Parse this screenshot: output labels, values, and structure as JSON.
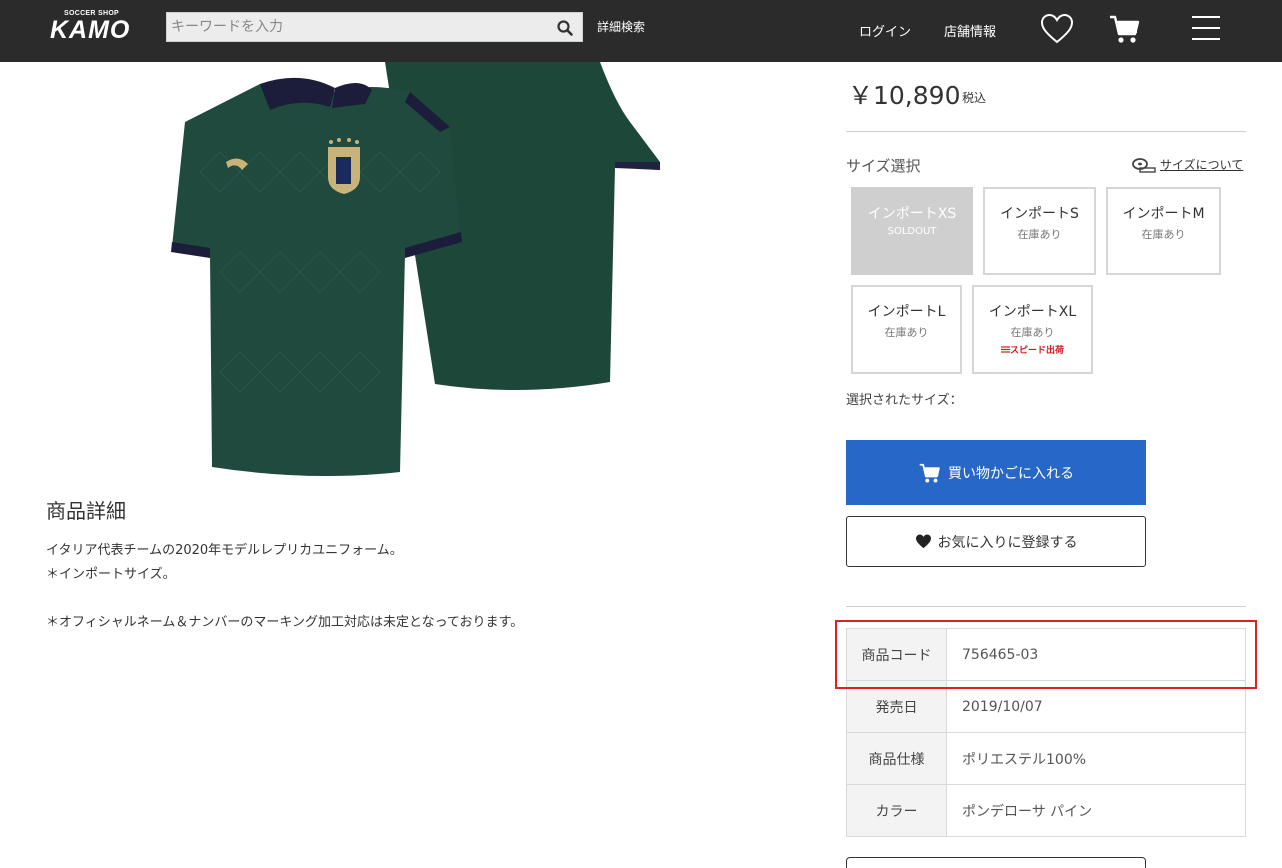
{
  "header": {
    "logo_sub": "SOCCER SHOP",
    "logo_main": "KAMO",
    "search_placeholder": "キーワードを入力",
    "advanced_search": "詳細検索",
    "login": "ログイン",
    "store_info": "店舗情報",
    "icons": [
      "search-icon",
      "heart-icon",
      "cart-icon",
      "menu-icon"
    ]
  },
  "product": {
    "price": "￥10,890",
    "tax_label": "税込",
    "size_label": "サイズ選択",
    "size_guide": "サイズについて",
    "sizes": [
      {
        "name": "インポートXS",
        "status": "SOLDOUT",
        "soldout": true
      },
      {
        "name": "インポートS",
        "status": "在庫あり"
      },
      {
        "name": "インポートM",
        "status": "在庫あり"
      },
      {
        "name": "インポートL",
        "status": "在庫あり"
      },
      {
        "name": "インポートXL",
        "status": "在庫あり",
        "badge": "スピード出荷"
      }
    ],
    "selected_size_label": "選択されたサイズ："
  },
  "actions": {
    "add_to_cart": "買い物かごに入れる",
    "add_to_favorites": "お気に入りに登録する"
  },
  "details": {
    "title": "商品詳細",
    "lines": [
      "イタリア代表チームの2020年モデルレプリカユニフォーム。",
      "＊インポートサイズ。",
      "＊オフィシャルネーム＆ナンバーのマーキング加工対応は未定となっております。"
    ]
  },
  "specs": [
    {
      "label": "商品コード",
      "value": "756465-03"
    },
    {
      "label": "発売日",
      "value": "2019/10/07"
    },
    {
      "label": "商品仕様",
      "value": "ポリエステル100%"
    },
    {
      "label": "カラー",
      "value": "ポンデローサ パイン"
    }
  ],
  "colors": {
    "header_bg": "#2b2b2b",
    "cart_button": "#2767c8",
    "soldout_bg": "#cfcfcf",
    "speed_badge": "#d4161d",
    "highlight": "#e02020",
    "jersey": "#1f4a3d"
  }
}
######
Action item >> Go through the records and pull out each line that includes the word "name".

Task response >>
        "name": "インポートXS",
        "name": "インポートS",
        "name": "インポートM",
        "name": "インポートL",
        "name": "インポートXL",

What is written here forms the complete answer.